Next, transfer the juice to a small saucepan and add the desired amount of sugar (I started with a cup and a half). Bring to a boil over medium heat and then immediately remove from heat. Stir until all the sugar is dissolved (if it has not dissolved already). Let cool completely then transfer to an airtight container and store in the fridge.
Annnnd, in case you were wondering what MY favorite ways are to use grenadine are…
Place the grenadine and cherries in a glass. Fill the remainder of the glass with ginger ale / soda and enjoy!
Place grenadine and tequila in a cocktail glass. Fill the remainder of the glass with orange juice. Garnish with cherries or orange slices.
So I curated (doesn’t that sound so much more important than planned?!) 90 percent of my family’s Thanksgiving dinner menu this year. The only thing I did not pick out was the Wild Rice Stuffing which my aunt made. And it was probably my favorite thing that was served that day. I don’t really have much experience with wild rice and I was blown away by the added texture it gave to the stuffing.
And so this experience made we realize I want more wild rice in my life which led to me making these stuffed squashes.

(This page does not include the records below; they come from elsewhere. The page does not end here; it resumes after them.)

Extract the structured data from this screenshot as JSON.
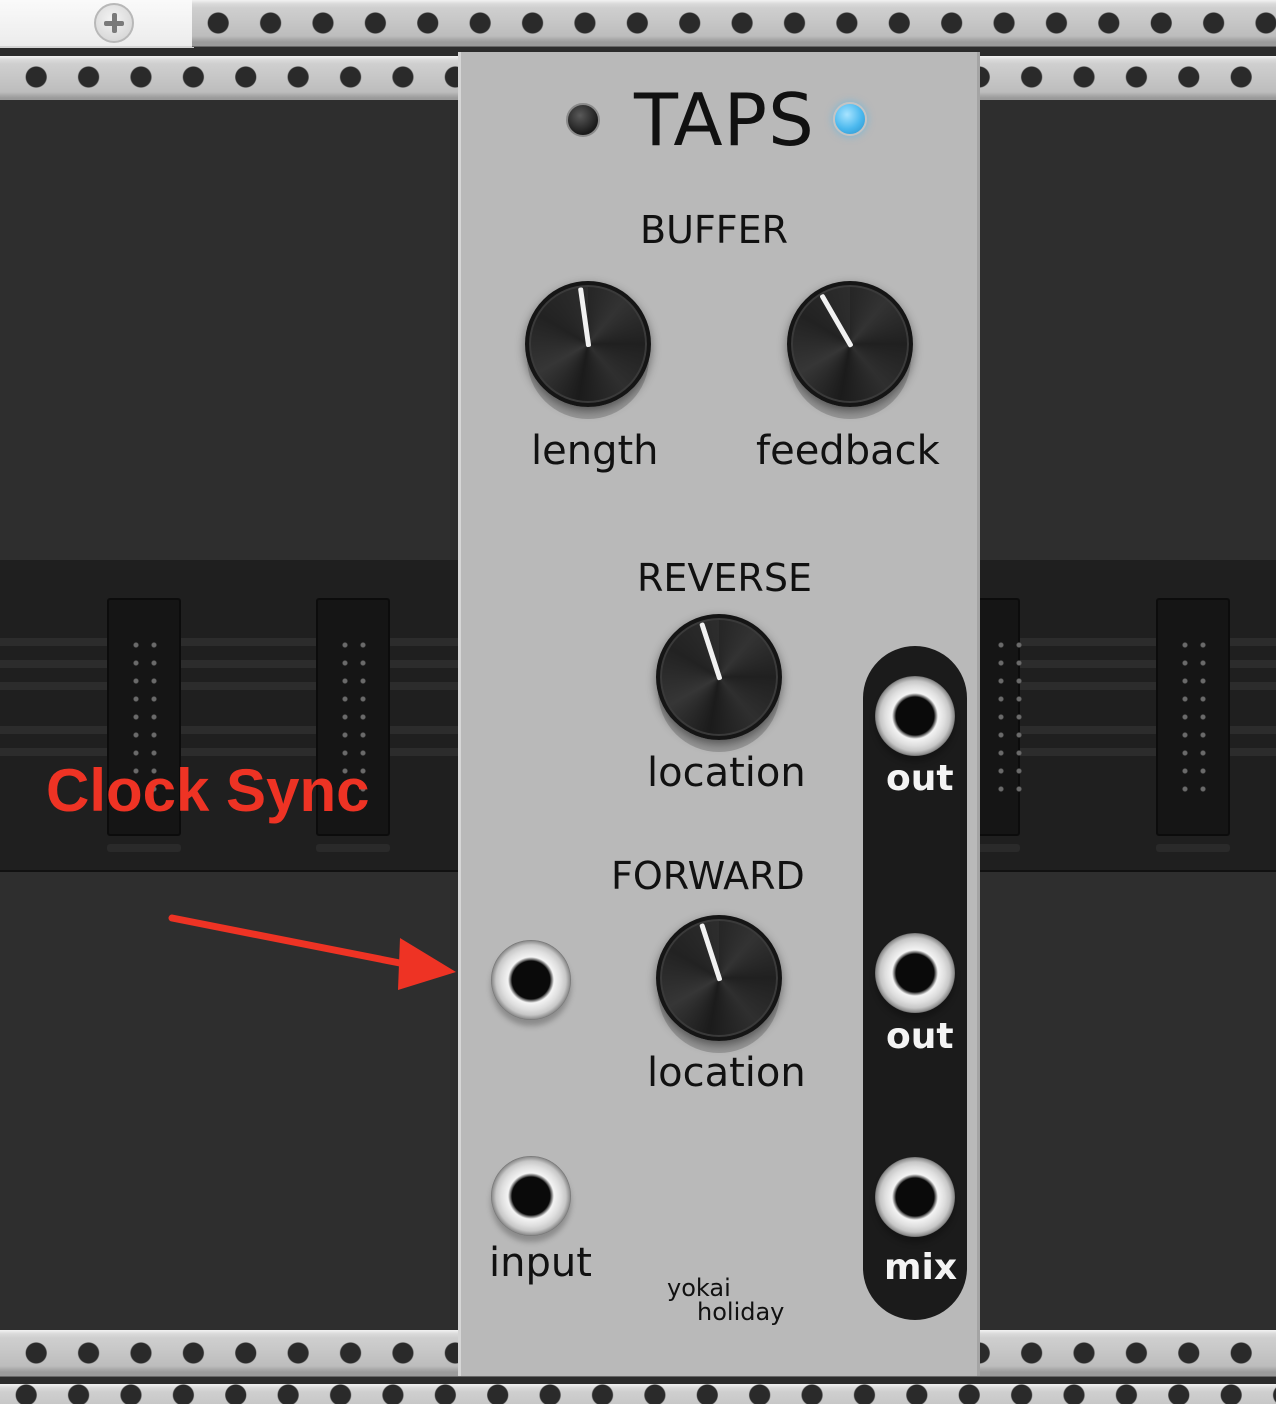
{
  "toolbar": {
    "add_button_icon": "plus-icon"
  },
  "module": {
    "title": "TAPS",
    "sections": {
      "buffer": {
        "heading": "BUFFER",
        "knob_left_label": "length",
        "knob_right_label": "feedback"
      },
      "reverse": {
        "heading": "REVERSE",
        "knob_label": "location"
      },
      "forward": {
        "heading": "FORWARD",
        "knob_label": "location"
      }
    },
    "inputs": {
      "input_label": "input"
    },
    "outputs": {
      "out1_label": "out",
      "out2_label": "out",
      "mix_label": "mix"
    },
    "brand_line1": "yokai",
    "brand_line2": "holiday",
    "status_led_left": "off",
    "status_led_right": "on",
    "colors": {
      "panel": "#b9b9b9",
      "led_on": "#4ab8ee",
      "led_off": "#2a2a2a",
      "annotation": "#ee3324"
    }
  },
  "annotation": {
    "text": "Clock Sync"
  }
}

And let me tell you….this stuffed acorn were great but I probably ended up eating 50% of the wild rice mixture before I could even get around to sticking it in the acorns. It was chewy and savory and sweet (thanks to the maple syrup!) and oh so addicting. I’m already dreaming of quick winter salads that are really just a healthy (throw the term ‘salad’ at the end of anything and it becomes guilt-free) way to talking about this wild rice mixture!
Anyhow, this is great as a side dish or even as a main vegetarian entree at your next dinner party (which, according to The Kitchn, are dead these days)!
Preheat oven to 400 degrees. Grease a baking sheet and place squash cut side down. Cover the squash with tin foil and roast for 40 minutes or until cooked all the way through.
In the meantime, prepare the inside. Heat oil over medium in a large saucepan. Add onions and saute until soft (about five minutes). Next, add in the garlic and cook for another minute. Add oregano, 1/2 teaspoon salt and pepper, wild rice, and vegetable stock and bring to a boil. Once boiling, reduce to a simmer and cook until all the stock has evaporated/ been absorbed (about 20 to 25 minutes).
Remove from heat and fold in the pecans, scallions, cherries, maple syrup, and orange juice. Season with salt and pepper. Once the acorn squash is finished cooking, stuff with the wild rice mixture and enjoy warm!